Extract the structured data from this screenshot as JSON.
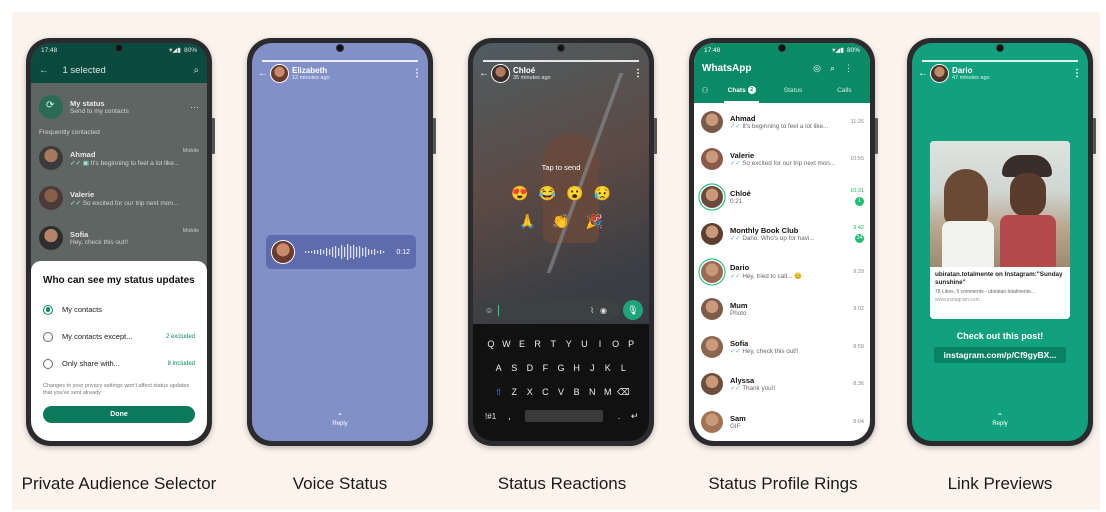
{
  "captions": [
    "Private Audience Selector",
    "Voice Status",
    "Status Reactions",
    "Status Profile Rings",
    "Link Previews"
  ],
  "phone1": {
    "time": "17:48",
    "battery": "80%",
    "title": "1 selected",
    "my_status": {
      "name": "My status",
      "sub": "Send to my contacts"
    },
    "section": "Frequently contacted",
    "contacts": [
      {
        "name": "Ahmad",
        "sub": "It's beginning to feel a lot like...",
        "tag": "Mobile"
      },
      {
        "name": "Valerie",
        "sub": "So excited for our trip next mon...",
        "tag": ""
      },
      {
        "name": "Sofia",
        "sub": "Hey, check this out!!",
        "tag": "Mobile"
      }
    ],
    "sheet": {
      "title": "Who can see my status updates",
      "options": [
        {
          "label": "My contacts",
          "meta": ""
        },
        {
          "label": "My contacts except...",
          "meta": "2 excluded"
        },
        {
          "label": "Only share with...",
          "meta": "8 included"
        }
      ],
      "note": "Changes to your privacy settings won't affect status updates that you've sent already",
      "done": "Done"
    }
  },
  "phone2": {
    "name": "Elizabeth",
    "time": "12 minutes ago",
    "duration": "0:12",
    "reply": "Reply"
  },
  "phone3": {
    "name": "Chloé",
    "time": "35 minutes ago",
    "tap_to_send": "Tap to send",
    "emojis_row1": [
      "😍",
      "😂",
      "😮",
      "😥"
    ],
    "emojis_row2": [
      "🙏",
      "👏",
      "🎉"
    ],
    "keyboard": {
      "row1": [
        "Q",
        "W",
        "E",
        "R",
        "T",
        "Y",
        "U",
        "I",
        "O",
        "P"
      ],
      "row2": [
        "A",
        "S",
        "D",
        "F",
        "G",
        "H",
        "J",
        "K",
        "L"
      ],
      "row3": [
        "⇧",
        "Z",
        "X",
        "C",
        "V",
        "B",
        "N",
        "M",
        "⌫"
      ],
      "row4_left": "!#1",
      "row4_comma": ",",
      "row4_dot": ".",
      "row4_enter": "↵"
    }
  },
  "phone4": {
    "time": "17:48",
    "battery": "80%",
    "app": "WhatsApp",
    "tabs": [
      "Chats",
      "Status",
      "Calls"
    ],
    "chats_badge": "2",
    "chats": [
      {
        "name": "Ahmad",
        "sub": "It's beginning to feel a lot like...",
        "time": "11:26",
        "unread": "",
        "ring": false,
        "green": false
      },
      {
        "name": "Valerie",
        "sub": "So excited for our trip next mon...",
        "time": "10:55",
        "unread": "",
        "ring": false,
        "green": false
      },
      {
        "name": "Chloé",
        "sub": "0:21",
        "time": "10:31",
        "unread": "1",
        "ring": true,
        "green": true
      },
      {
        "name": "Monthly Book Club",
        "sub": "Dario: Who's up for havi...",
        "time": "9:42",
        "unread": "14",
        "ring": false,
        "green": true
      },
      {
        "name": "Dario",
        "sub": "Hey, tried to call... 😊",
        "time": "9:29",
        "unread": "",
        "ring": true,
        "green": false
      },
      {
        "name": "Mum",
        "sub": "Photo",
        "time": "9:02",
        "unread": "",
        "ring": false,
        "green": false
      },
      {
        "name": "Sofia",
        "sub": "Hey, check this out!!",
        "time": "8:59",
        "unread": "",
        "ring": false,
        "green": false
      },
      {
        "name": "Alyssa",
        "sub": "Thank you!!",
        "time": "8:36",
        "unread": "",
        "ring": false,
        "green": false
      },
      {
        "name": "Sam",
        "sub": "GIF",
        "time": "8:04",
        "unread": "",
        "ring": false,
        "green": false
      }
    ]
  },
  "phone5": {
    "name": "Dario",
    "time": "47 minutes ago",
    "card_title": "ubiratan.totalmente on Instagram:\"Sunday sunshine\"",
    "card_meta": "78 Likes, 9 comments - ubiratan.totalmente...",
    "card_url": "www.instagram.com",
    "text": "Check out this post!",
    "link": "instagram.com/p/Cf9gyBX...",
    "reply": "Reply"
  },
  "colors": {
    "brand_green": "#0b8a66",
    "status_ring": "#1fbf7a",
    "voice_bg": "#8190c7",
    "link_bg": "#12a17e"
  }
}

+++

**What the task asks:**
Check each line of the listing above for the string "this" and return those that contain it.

**Result of the exercise:**
Extract the structured data from this screenshot as JSON.
        "sub": "Hey, check this out!!",
        "sub": "Hey, check this out!!",
    "text": "Check out this post!",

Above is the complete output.